“She seems to have lived only in short intervals near her royal spouse … on the other hand the Queen is reported almost always present alongside her old brother, the assistant in the direction of the kingdom of Xaragua and already exercising authority For example, in her pressure to obtain from her brother the inhesion of Xaragua to the general revolt against Guacanacaric the cacique of the Marien who had imprudently opened his borders to the Spanish conqueror. ” (2) Anacaona’s high status was probably strengthened by elements of matrilineal descent in the Taíno society, as described by Peter Martyr d’Anghiera. Taíno caciques usually passed inheritance to the eldest children of their sisters. If their sisters had no children, then they chose among the children of their brothers, and when there were none, they fell back upon one of their own.Anacaona had one child, named Higuemota, whose dates of birth and death are lost to history.

The Final Days of Anacaona

Anacaona became chief of Xaragua after her brother’s death.  Her husband Caonabo, suspected of having organized the attack on La Navidad (a Spanish settlement on north-western Hispaniola), was captured by Alonso de Ojeda and shipped to Spain, dying in a shipwreck during the journey — as many other Taino leaders died on Spanish ships away from their native lands. The Taínos, being ill-treated by the conquerors, revolted and made a long war against them.

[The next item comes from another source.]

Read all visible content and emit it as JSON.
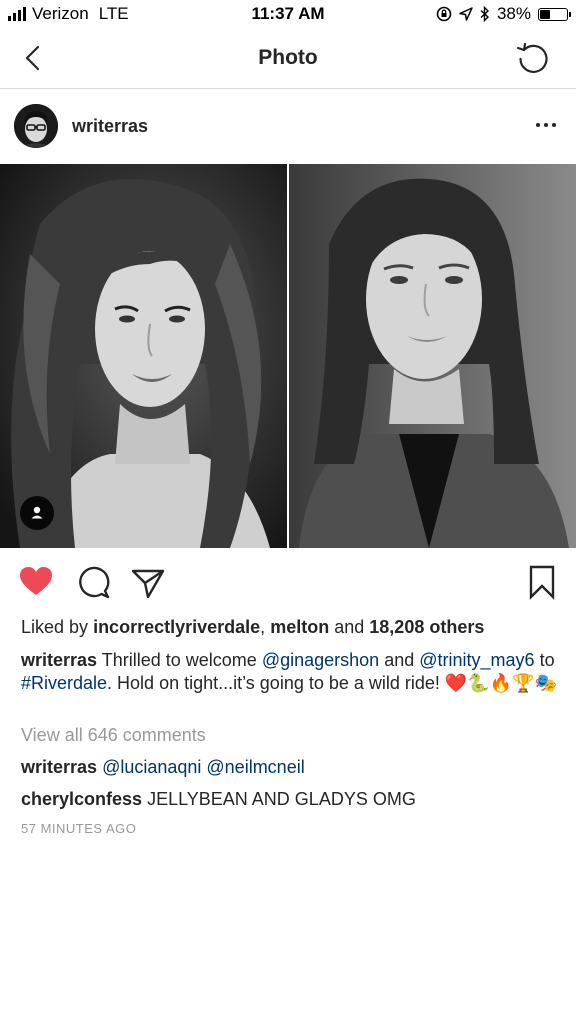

In July of 1503 Nicolás de Ovando was invited to a celebration being held in Yaguana by Anacaona (is considered the first “Thanksgiving” of the New World). Ovando led an expedition of 300 men plus dozens of rival natives into Jaragua. Ovando enticed several caciques “into a batey (large hut) to witness a tournament by Spaniards; when he touched his pectoral cross – a prearranged signal – Spaniards seized and bound the caciques, while others fell on the Indians milling outside.” (3) Cacica Anacaona and her Taíno noblemen were arrested — all accused of conspiracy for resisting occupation and executed. Eighty of the noblemen were executed by being burned alive inside the batey.

Prior to her execution, Anacaona was offered clemency if she would give herself as concubine to one of the Spaniards which was common in the era. Standing with her fellow Tainos in solidarity, the cacica chose execution over colluding with her Spanish enemy, her refusal cementing her legend. Anacaona remained rebellious and independent until her violent public death. Because Anacaona refused the sexual offer of the Spanish intruders while others were shot, Anacaona was executed by hanging. She was only 29 years old. Her last words are reported to have been, “It is not honorable to kill; nor can honor propitiate the tragedy. Let us open a bridge of love, so that across it even our enemies may walk and leave for posterity their footprints.”

 

(1) Bartolomé de las Casas (1527). Historia de las Indias.

(2) Jean Fouchard (1972). Langue et littérature des Aborigènes d’Ayiti. pp. 86.

(3) Floyd, Troy (1973). The Columbus Dynasty in the Caribbean, 1492-1526. Albuquerque: University of New Mexico Press. pp. 61–63.